Rhode Island’s 39 cities and towns have adopted or drafted a comprehensive development ordinance.
More environmentally conscious development comes with many advantages, West said. They include preserving land without having to buy it, preserving aesthetic features and scenic views, and reducing stormwater runoff.
“We’ve been building out the landscape for 300 years and that has a cumulative impact on this watershed,” said Tom Ardito, outreach and policy coordinator for the Narragansett Bay Estuary Program.
To better deal with development, Rhode Island needs improved measures for controlling growth pressures, according to Ardito.
“Other states are more advanced when it comes to treating runoff in a more effective way,” said Ardito, who mentioned Florida and Oregon as two such states. “Tons of runoff gets through our existing infrastructure.”
He suggested using more of Rhode Island’s federal stimulus money on wastewater technology and infrastructure, instead of on old standbys.
“Repaving projects aren’t green and they don’t create that many jobs,” he said.
To help officials and the public better understand the bay region and the impact development has on it, the Narragansett Bay Estuary Program created “Currents of Change,” a study released last month after two years of research.
The estuary program worked with host of agencies and individuals in both Rhode Island and Massachusetts who share a stake in protecting this vast watershed.
“You always hear about how the bay is one of the most studied places,” Ribb said, “but these were individual studies and none of them were connected. There was no movie of the bay.”

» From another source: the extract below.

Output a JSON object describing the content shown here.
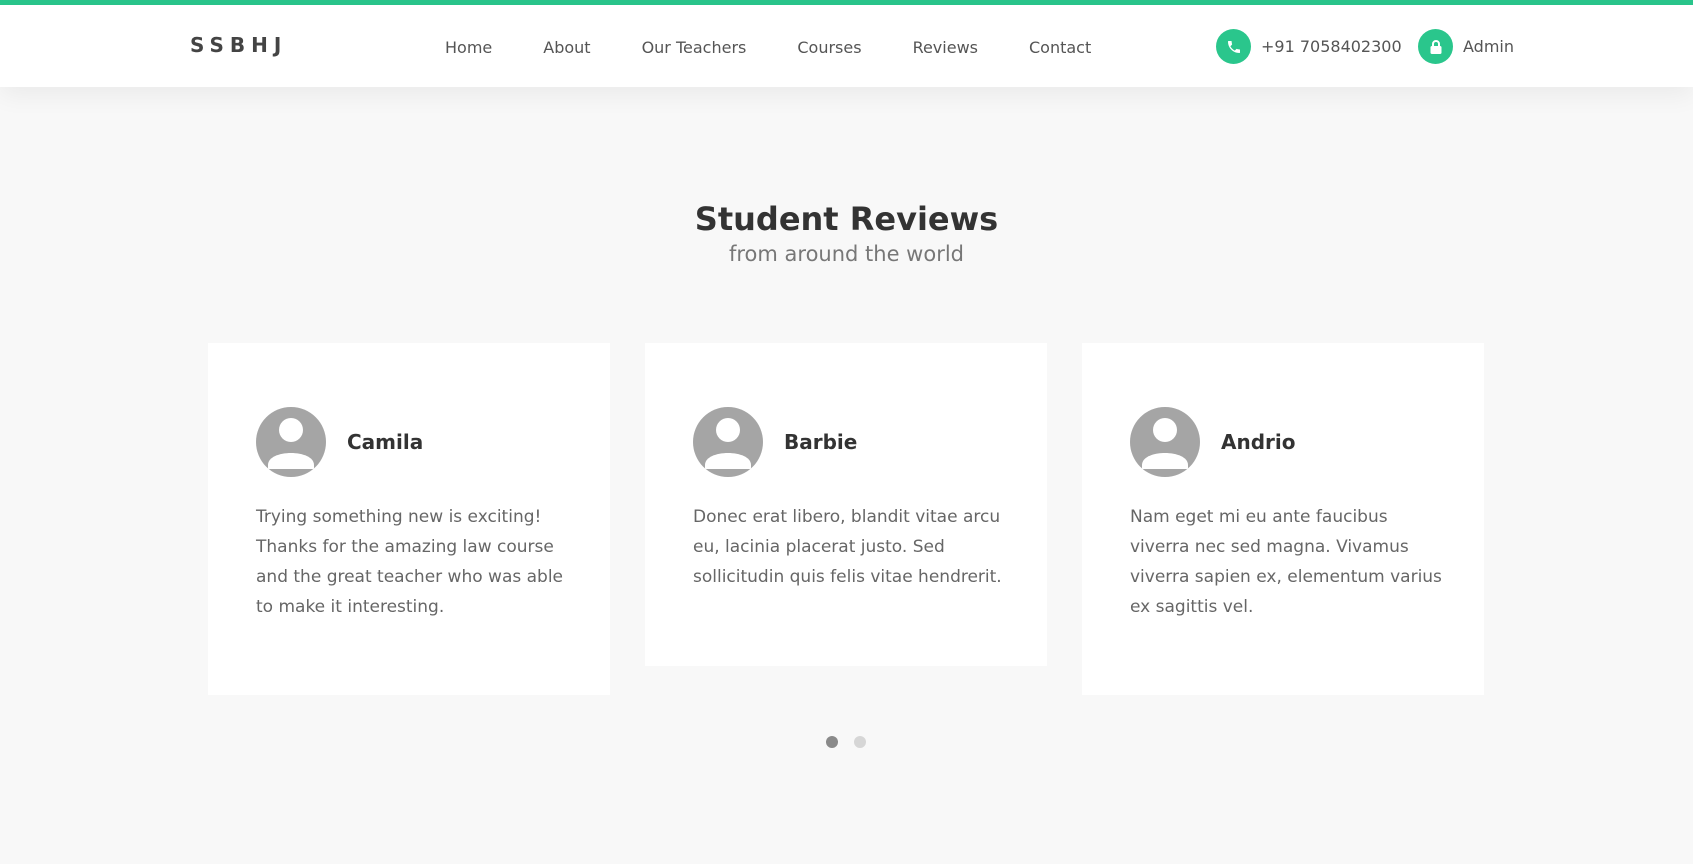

He hopes “Currents of Change” provides a starting point for better developing and managing information about the Narragansett Bay region, which includes the Wood-Pawcatuck river system and Rhode Island’s coastal salt ponds.
This region is 2,066 square miles, with 50 percent in Massachusetts, 48 percent in Rhode Island and 2 percent in Connecticut.
“We need to look at the region as a whole, not just as a body of water but as an ecosystem, and see how everything is connected,” Ribb said. “Holding the line is progress because we don’t know all the conditions. The information is changing over time.”
In just the past three-plus decades, water quality in the Narragansett Bay region has improved, thanks to investments in wastewater infrastructure, tighter state and federal regulations, industry changes and a shift in the economy.
“The levels of metals and organics from industry have gone down,” said Chris Deacutis, chief scientist for the Narragansett Bay Estuary Program, “and hydrocarbons are decreasing.”
Narragansett Bay waterways are being contaminated with less of these pollutants for a number of reasons.
Leaded gasoline is gone, and cars run cleaner and leak less oil.
Textile mills along the banks of the Blackstone River have all but disappeared, taking with them the dyes and chemicals that were spilled for nearly a century into Rhode Island and Massachusetts waterways.
Restaurants and residential/office space are the new faces of the 25-block Jewelry District in Providence, which at its peak in 1976 employed 32,500 jewelry workers. Most of those jobs have long since disappeared, along with the industry’s heavy metals and toxins that would find their way into the Providence River.
Despite these gains, however, the Narragansett Bay watershed still faces a host of troubles, from the growing emergence of invasive species to pressures caused by development to what impact chemicals in the water from the increased use of pharmaceuticals, birth control and beauty products will have on the long-term health of wildlife and humans.
“We have made a remarkable improvement in the health of Narragansett Bay by addressing our deficient combined sewer overflow system and minimizing nitrogen discharges, but we have a long way to go,” Sen. Sheldon Whitehouse, D-R.I., said a water infrastructure hearing earlier this month in Providence.